>>>>>
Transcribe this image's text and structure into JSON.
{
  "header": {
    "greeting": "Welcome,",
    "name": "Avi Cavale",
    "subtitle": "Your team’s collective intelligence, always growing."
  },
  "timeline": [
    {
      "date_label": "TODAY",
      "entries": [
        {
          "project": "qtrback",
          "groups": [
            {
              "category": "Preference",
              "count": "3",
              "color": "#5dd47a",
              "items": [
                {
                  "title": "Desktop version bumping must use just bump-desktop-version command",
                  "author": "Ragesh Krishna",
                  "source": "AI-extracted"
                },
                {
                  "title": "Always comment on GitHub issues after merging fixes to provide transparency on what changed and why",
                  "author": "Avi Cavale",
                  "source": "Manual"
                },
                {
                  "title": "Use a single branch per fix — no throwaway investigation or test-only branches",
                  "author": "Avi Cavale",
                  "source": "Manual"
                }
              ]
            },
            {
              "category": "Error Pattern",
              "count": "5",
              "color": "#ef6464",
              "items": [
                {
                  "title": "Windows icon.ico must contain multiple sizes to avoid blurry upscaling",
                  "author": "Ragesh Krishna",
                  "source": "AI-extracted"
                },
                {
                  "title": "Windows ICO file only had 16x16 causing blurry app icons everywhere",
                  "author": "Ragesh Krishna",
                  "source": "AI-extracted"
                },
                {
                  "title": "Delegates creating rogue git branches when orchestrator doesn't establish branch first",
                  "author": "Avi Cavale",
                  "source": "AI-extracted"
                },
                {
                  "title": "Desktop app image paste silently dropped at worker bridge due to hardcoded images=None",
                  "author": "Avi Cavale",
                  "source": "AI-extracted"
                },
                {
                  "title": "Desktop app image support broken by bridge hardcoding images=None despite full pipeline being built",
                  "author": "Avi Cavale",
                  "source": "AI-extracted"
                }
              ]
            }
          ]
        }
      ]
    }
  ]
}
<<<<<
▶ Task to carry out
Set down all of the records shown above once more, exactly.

▶ Answer space
Transcribe this image's text and structure into JSON.
{
  "header": {
    "greeting": "Welcome,",
    "name": "Avi Cavale",
    "subtitle": "Your team’s collective intelligence, always growing."
  },
  "timeline": [
    {
      "date_label": "TODAY",
      "entries": [
        {
          "project": "qtrback",
          "groups": [
            {
              "category": "Preference",
              "count": "3",
              "color": "#5dd47a",
              "items": [
                {
                  "title": "Desktop version bumping must use just bump-desktop-version command",
                  "author": "Ragesh Krishna",
                  "source": "AI-extracted"
                },
                {
                  "title": "Always comment on GitHub issues after merging fixes to provide transparency on what changed and why",
                  "author": "Avi Cavale",
                  "source": "Manual"
                },
                {
                  "title": "Use a single branch per fix — no throwaway investigation or test-only branches",
                  "author": "Avi Cavale",
                  "source": "Manual"
                }
              ]
            },
            {
              "category": "Error Pattern",
              "count": "5",
              "color": "#ef6464",
              "items": [
                {
                  "title": "Windows icon.ico must contain multiple sizes to avoid blurry upscaling",
                  "author": "Ragesh Krishna",
                  "source": "AI-extracted"
                },
                {
                  "title": "Windows ICO file only had 16x16 causing blurry app icons everywhere",
                  "author": "Ragesh Krishna",
                  "source": "AI-extracted"
                },
                {
                  "title": "Delegates creating rogue git branches when orchestrator doesn't establish branch first",
                  "author": "Avi Cavale",
                  "source": "AI-extracted"
                },
                {
                  "title": "Desktop app image paste silently dropped at worker bridge due to hardcoded images=None",
                  "author": "Avi Cavale",
                  "source": "AI-extracted"
                },
                {
                  "title": "Desktop app image support broken by bridge hardcoding images=None despite full pipeline being built",
                  "author": "Avi Cavale",
                  "source": "AI-extracted"
                }
              ]
            }
          ]
        }
      ]
    }
  ]
}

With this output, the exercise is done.